BEGIN Data provided

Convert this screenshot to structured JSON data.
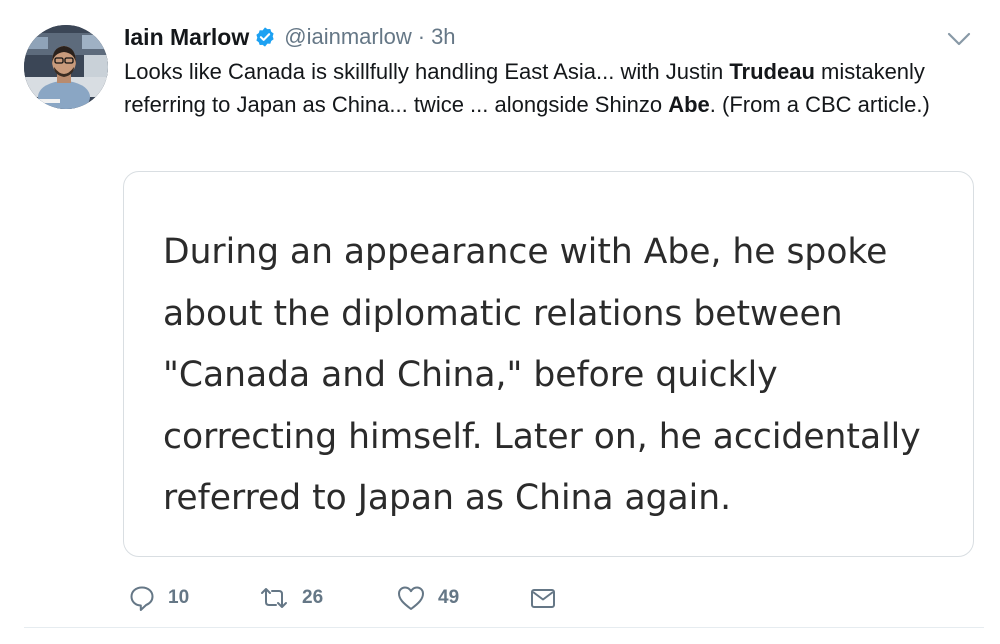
{
  "tweet": {
    "author_name": "Iain Marlow",
    "handle": "@iainmarlow",
    "separator": "·",
    "time": "3h",
    "text_parts": [
      "Looks like Canada is skillfully handling East Asia... with Justin ",
      "Trudeau",
      " mistakenly referring to Japan as China... twice ... alongside Shinzo ",
      "Abe",
      ". (From a CBC article.)"
    ],
    "quote_lines": [
      "During an appearance with Abe, he spoke",
      "about the diplomatic relations between",
      "\"Canada and China,\" before quickly",
      "correcting himself. Later on, he accidentally",
      "referred to Japan as China again."
    ]
  },
  "actions": {
    "reply_count": "10",
    "retweet_count": "26",
    "like_count": "49"
  },
  "icons": {
    "verified": "verified-badge-icon",
    "caret": "chevron-down-icon",
    "reply": "reply-icon",
    "retweet": "retweet-icon",
    "like": "heart-icon",
    "message": "envelope-icon"
  },
  "colors": {
    "verified_blue": "#1da1f2",
    "secondary_text": "#657786",
    "card_border": "#d9dee2"
  }
}
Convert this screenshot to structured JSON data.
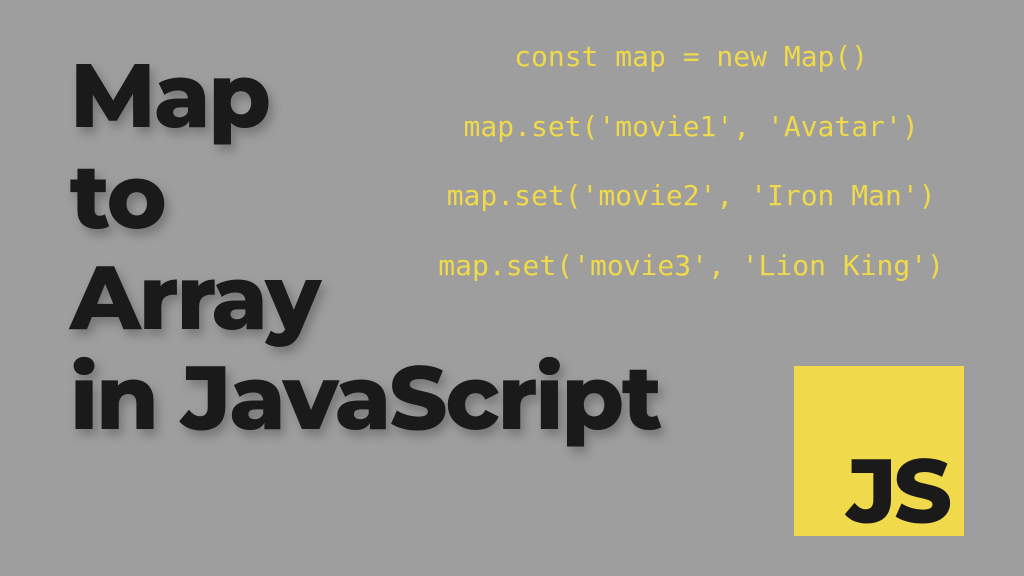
{
  "title": {
    "line1": "Map",
    "line2": "to",
    "line3": "Array",
    "line4": "in JavaScript"
  },
  "code": {
    "line1": "const map = new Map()",
    "line2": "map.set('movie1', 'Avatar')",
    "line3": "map.set('movie2', 'Iron Man')",
    "line4": "map.set('movie3', 'Lion King')"
  },
  "logo": {
    "text": "JS"
  }
}
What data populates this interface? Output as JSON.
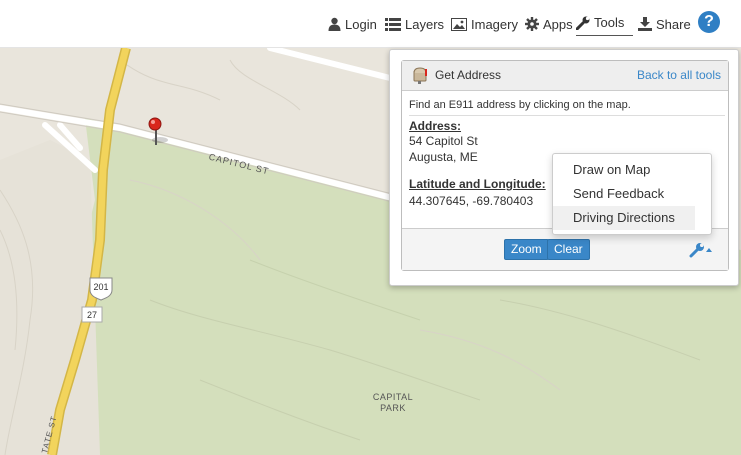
{
  "nav": {
    "login": "Login",
    "layers": "Layers",
    "imagery": "Imagery",
    "apps": "Apps",
    "tools": "Tools",
    "share": "Share",
    "help": "?"
  },
  "tools_panel": {
    "title": "Get Address",
    "back_link": "Back to all tools",
    "instructions": "Find an E911 address by clicking on the map.",
    "address_label": "Address:",
    "address_line1": "54 Capitol St",
    "address_line2": "Augusta, ME",
    "latlon_label": "Latitude and Longitude:",
    "latlon_value": "44.307645, -69.780403",
    "zoom_label": "Zoom",
    "clear_label": "Clear"
  },
  "dropdown": {
    "items": [
      "Draw on Map",
      "Send Feedback",
      "Driving Directions"
    ]
  },
  "map": {
    "road_label": "CAPITOL ST",
    "park_label_1": "CAPITAL",
    "park_label_2": "PARK",
    "shield_201": "201",
    "shield_27": "27",
    "state_st_label": "TATE ST"
  },
  "colors": {
    "accent": "#3a87c8",
    "park": "#d4dfbc",
    "land": "#e9e5dc",
    "highway": "#f2d45c"
  }
}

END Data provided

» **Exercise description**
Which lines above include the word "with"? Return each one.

» **Task solution**
      "Looks like Canada is skillfully handling East Asia... with Justin ",
      "During an appearance with Abe, he spoke",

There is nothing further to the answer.